I refer to Graham Hands' letter on aid disbursement (NCE last week). While he is correct that the trend is to disburse more aid by budget support, I think it is incorrect to attribute this to a lack of management capacity in the Department for International Development (DFID).
Budget support is now the preferred strategy of many aid organisations. To quote from a recent EU discussion paper: 'budget support replaces costly, project-based and highly fragmented aid practices with more efficient and rapidly disbursable resource flows.
The idea is that partner countries should assume ownership of resources, engage in meaningful public sector and finance reforms, improve governance by creating better accountability mechanisms, and hence help to reduce poverty in the long term.' DFID emphasises the need for caution and flexibility in introducing the approach, but is clear that this is ultimately the preferred modality.
This is not to say that many of the problems raised by Mr Hands are not real. A lot of us who are active in development are very sceptical of how this will play out, particularly in the countries with a poor governance record. But it is important to realise that we are dealing with a policy decision designed to improve aid effectiveness, not a copout reflecting lack of agency capacity.
I would argue that ownership and capacity building are more important than nice new tarmac, even if it has been designed by British consultants and built by British contractors.

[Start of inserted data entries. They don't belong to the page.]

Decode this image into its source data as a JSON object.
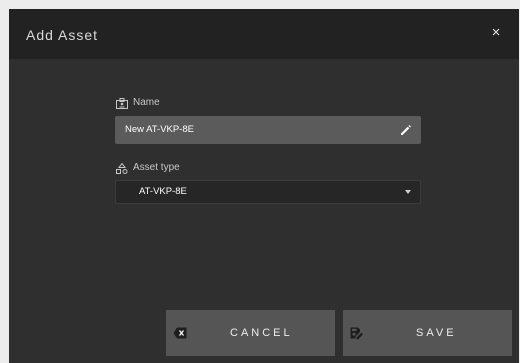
{
  "dialog": {
    "title": "Add Asset",
    "close_glyph": "×"
  },
  "name_field": {
    "label": "Name",
    "icon": "badge-icon",
    "value": "New AT-VKP-8E",
    "edit_icon": "pencil-icon"
  },
  "asset_type_field": {
    "label": "Asset type",
    "icon": "shapes-icon",
    "selected": "AT-VKP-8E",
    "dropdown_icon": "caret-down-icon"
  },
  "buttons": {
    "cancel_label": "CANCEL",
    "cancel_icon": "backspace-icon",
    "save_label": "SAVE",
    "save_icon": "save-edit-icon"
  },
  "colors": {
    "header_bg": "#222222",
    "dialog_bg": "#2f2f2f",
    "input_bg": "#5b5b5b",
    "button_bg": "#555555",
    "page_bg": "#ececec"
  }
}
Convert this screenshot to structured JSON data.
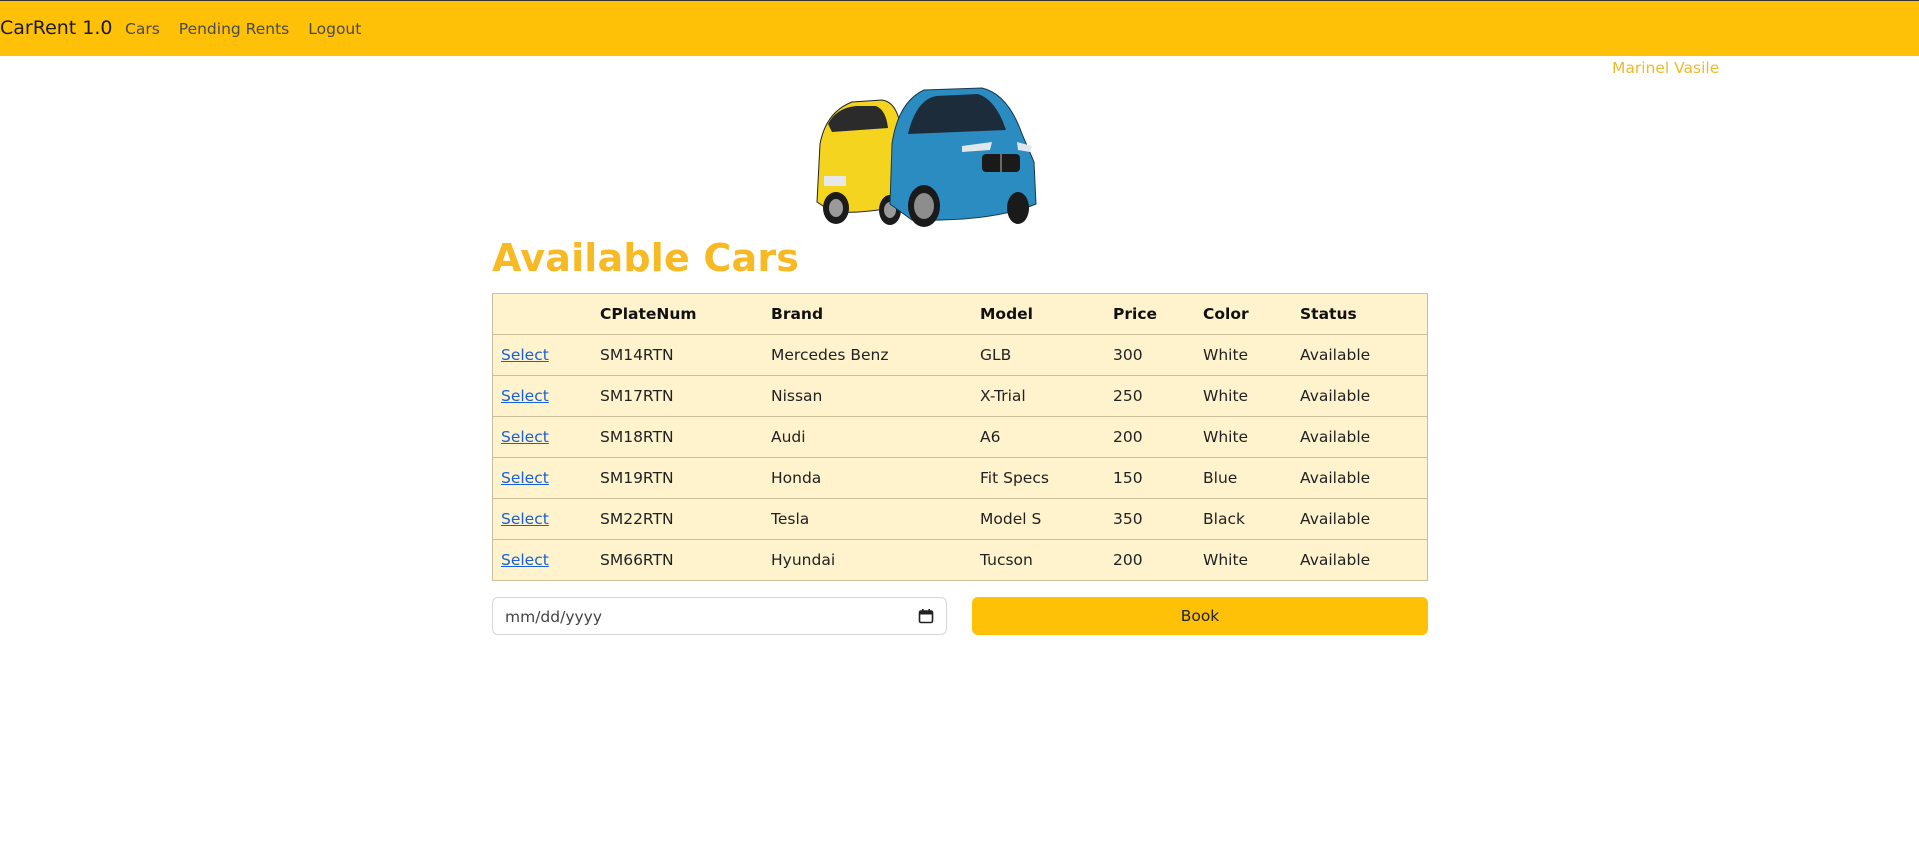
{
  "navbar": {
    "brand": "CarRent 1.0",
    "links": [
      "Cars",
      "Pending Rents",
      "Logout"
    ],
    "background_color": "#ffc107"
  },
  "user": {
    "name": "Marinel Vasile"
  },
  "main": {
    "title": "Available Cars",
    "table": {
      "headers": [
        "",
        "CPlateNum",
        "Brand",
        "Model",
        "Price",
        "Color",
        "Status"
      ],
      "rows": [
        [
          "Select",
          "SM14RTN",
          "Mercedes Benz",
          "GLB",
          "300",
          "White",
          "Available"
        ],
        [
          "Select",
          "SM17RTN",
          "Nissan",
          "X-Trial",
          "250",
          "White",
          "Available"
        ],
        [
          "Select",
          "SM18RTN",
          "Audi",
          "A6",
          "200",
          "White",
          "Available"
        ],
        [
          "Select",
          "SM19RTN",
          "Honda",
          "Fit Specs",
          "150",
          "Blue",
          "Available"
        ],
        [
          "Select",
          "SM22RTN",
          "Tesla",
          "Model S",
          "350",
          "Black",
          "Available"
        ],
        [
          "Select",
          "SM66RTN",
          "Hyundai",
          "Tucson",
          "200",
          "White",
          "Available"
        ]
      ]
    },
    "date_input": {
      "placeholder": "mm/dd/yyyy",
      "icon": "calendar-icon"
    },
    "book_button": {
      "label": "Book",
      "color": "#ffc107"
    }
  },
  "colors": {
    "accent": "#f7b924",
    "link": "#1a5fd6",
    "table_bg": "#fff3cd"
  }
}
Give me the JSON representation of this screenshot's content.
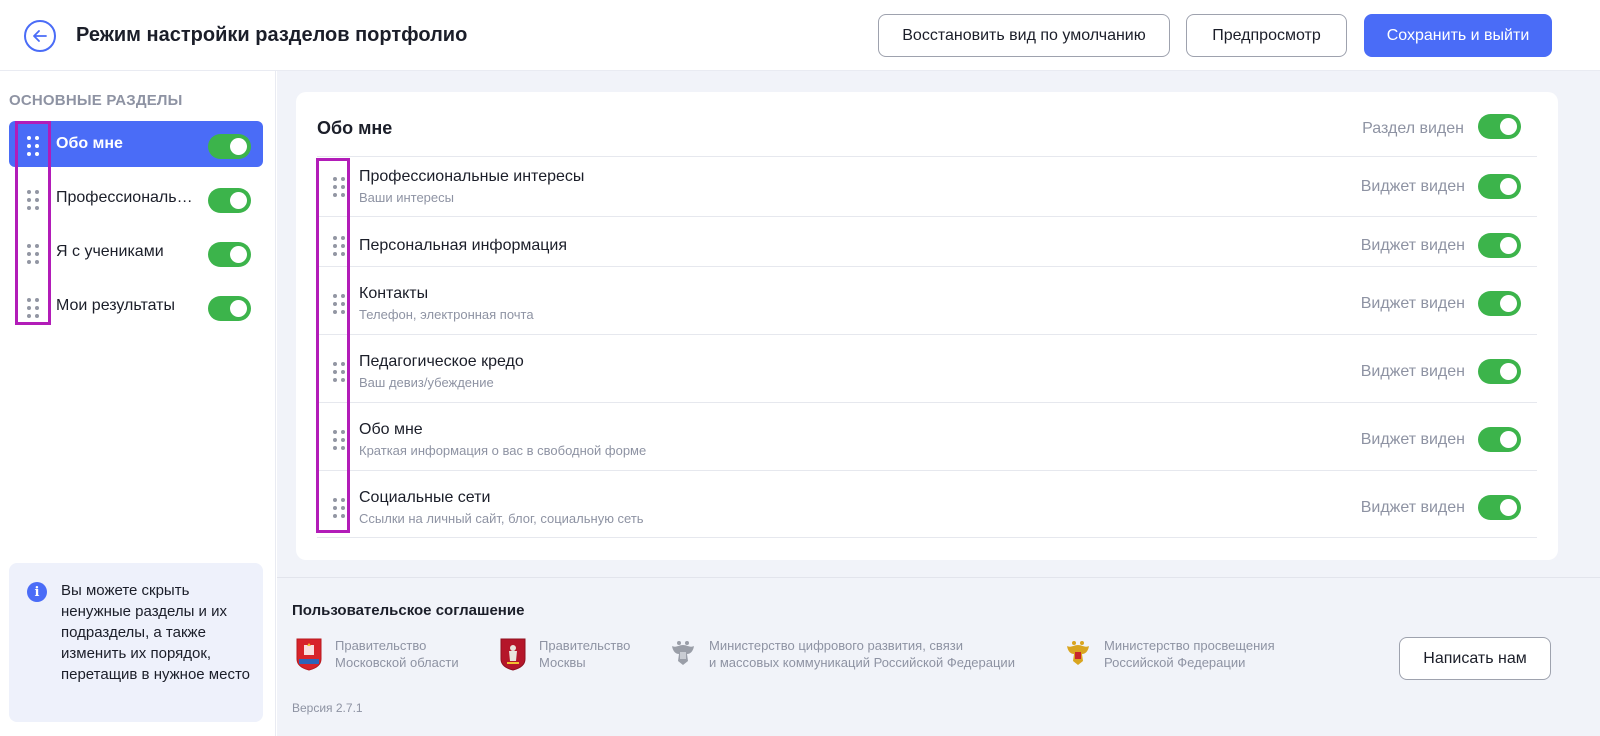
{
  "header": {
    "title": "Режим настройки разделов портфолио",
    "restore_label": "Восстановить вид по умолчанию",
    "preview_label": "Предпросмотр",
    "save_label": "Сохранить и выйти"
  },
  "sidebar": {
    "title": "ОСНОВНЫЕ РАЗДЕЛЫ",
    "items": [
      {
        "label": "Обо мне",
        "active": true,
        "enabled": true
      },
      {
        "label": "Профессиональный рост",
        "active": false,
        "enabled": true
      },
      {
        "label": "Я с учениками",
        "active": false,
        "enabled": true
      },
      {
        "label": "Мои результаты",
        "active": false,
        "enabled": true
      }
    ],
    "info": "Вы можете скрыть ненужные разделы и их подразделы, а также изменить их порядок, перетащив в нужное место"
  },
  "section": {
    "title": "Обо мне",
    "visible_label": "Раздел виден",
    "visible": true,
    "widgets": [
      {
        "title": "Профессиональные интересы",
        "subtitle": "Ваши интересы",
        "visible_label": "Виджет виден",
        "visible": true
      },
      {
        "title": "Персональная информация",
        "subtitle": "",
        "visible_label": "Виджет виден",
        "visible": true
      },
      {
        "title": "Контакты",
        "subtitle": "Телефон, электронная почта",
        "visible_label": "Виджет виден",
        "visible": true
      },
      {
        "title": "Педагогическое кредо",
        "subtitle": "Ваш девиз/убеждение",
        "visible_label": "Виджет виден",
        "visible": true
      },
      {
        "title": "Обо мне",
        "subtitle": "Краткая информация о вас в свободной форме",
        "visible_label": "Виджет виден",
        "visible": true
      },
      {
        "title": "Социальные сети",
        "subtitle": "Ссылки на личный сайт, блог, социальную сеть",
        "visible_label": "Виджет виден",
        "visible": true
      }
    ]
  },
  "footer": {
    "agreement": "Пользовательское соглашение",
    "orgs": [
      {
        "line1": "Правительство",
        "line2": "Московской области"
      },
      {
        "line1": "Правительство",
        "line2": "Москвы"
      },
      {
        "line1": "Министерство цифрового развития, связи",
        "line2": "и массовых коммуникаций Российской Федерации"
      },
      {
        "line1": "Министерство просвещения",
        "line2": "Российской Федерации"
      }
    ],
    "write_label": "Написать нам",
    "version": "Версия 2.7.1"
  },
  "colors": {
    "accent": "#4a6cf7",
    "toggle_on": "#3cb44b",
    "highlight": "#b21cb8"
  }
}
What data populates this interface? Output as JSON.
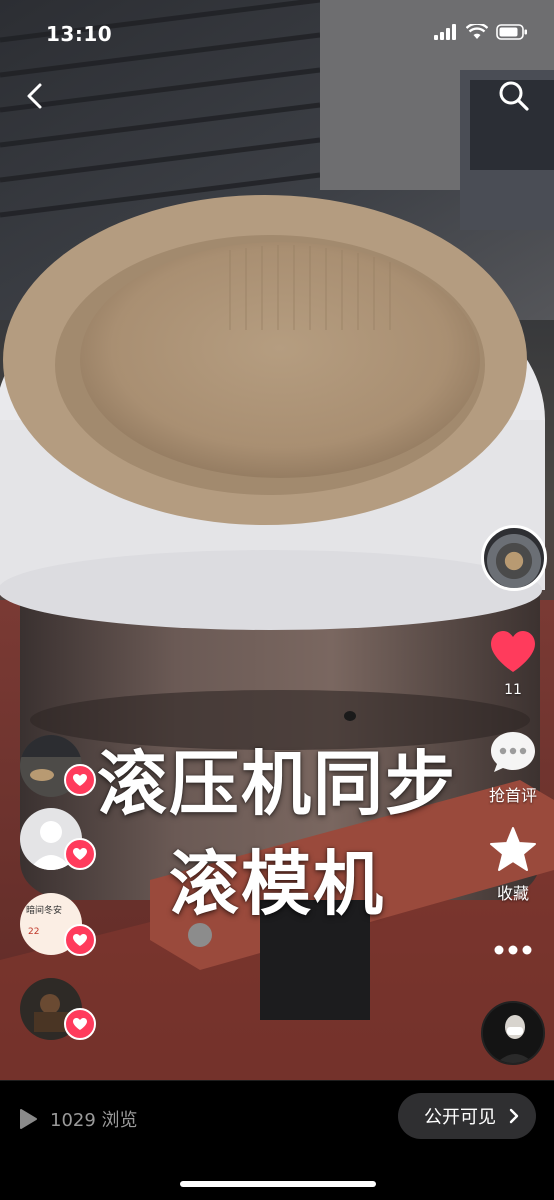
{
  "status_bar": {
    "time": "13:10"
  },
  "caption": {
    "line1": "滚压机同步",
    "line2": "滚模机"
  },
  "actions": {
    "like_count": "11",
    "comment_label": "抢首评",
    "favorite_label": "收藏"
  },
  "viewers": [
    {
      "name": "viewer-1"
    },
    {
      "name": "viewer-2"
    },
    {
      "name": "viewer-3",
      "card_title": "暗间冬安",
      "card_num": "22"
    },
    {
      "name": "viewer-4"
    }
  ],
  "bottom": {
    "views_text": "1029 浏览",
    "visibility_label": "公开可见"
  },
  "colors": {
    "like": "#ff3b5c",
    "bottom_bg": "#000000",
    "pill_bg": "#2f2f31"
  },
  "icons": [
    "back-icon",
    "search-icon",
    "heart-icon",
    "comment-icon",
    "star-icon",
    "more-icon",
    "play-icon",
    "chevron-right-icon"
  ]
}
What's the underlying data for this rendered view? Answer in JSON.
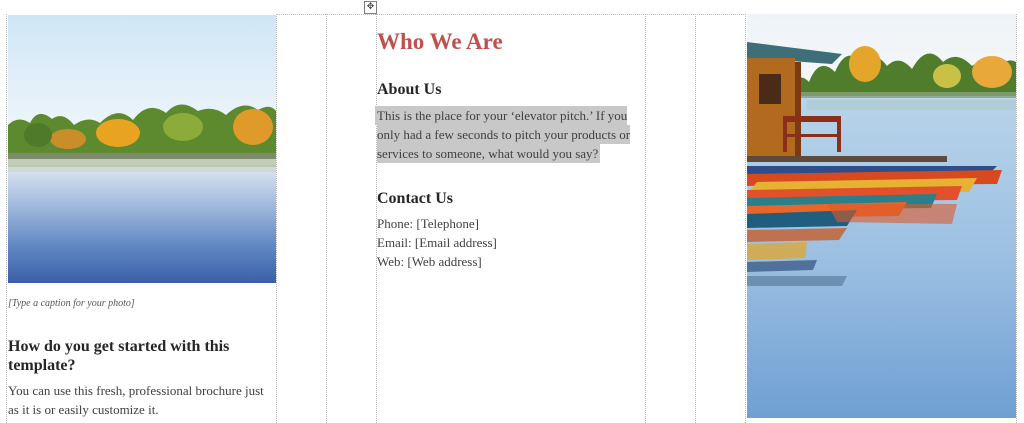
{
  "left_panel": {
    "caption": "[Type a caption for your photo]",
    "heading": "How do you get started with this template?",
    "body": "You can use this fresh, professional brochure just as it is or easily customize it."
  },
  "middle_panel": {
    "title": "Who We Are",
    "about_heading": "About Us",
    "about_text": "This is the place for your ‘elevator pitch.’ If you only had a few seconds to pitch your products or services to someone, what would you say?",
    "contact_heading": "Contact Us",
    "phone": "Phone: [Telephone]",
    "email": "Email: [Email address]",
    "web": "Web: [Web address]"
  },
  "table_move_handle": "move-handle-icon",
  "colors": {
    "title": "#c0504d",
    "highlight": "#c8c8c8"
  }
}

Dave Stiedl, Engineering for Development, Hotel Yeedzin, Bhutan, dstiedl@yahoo. co. uk